Data records for software interfaces.

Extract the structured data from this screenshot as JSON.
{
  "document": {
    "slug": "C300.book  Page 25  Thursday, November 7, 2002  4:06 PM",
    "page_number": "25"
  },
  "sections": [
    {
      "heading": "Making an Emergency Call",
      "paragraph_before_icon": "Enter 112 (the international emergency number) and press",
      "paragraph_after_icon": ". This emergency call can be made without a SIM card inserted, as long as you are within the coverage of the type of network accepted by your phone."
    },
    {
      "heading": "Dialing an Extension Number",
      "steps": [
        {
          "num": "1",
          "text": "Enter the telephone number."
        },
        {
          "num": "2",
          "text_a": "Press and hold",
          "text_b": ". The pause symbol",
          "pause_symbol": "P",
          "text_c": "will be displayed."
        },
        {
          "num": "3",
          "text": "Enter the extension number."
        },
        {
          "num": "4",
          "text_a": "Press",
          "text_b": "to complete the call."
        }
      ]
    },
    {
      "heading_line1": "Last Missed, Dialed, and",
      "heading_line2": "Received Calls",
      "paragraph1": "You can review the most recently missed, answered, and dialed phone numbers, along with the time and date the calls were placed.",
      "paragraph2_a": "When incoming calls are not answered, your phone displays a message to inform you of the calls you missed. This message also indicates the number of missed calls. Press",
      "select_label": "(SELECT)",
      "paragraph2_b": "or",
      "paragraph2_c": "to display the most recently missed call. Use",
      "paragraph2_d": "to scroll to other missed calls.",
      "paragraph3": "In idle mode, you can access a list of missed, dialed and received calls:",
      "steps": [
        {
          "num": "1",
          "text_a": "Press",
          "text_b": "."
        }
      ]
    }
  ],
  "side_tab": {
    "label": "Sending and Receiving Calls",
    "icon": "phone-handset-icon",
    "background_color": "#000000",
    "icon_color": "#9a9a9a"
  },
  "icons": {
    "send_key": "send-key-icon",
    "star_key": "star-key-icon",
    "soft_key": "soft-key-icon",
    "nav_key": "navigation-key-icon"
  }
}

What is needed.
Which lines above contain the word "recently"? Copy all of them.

Answer space.
      "paragraph1": "You can review the most recently missed, answered, and dialed phone numbers, along with the time and date the calls were placed.",
      "paragraph2_c": "to display the most recently missed call. Use",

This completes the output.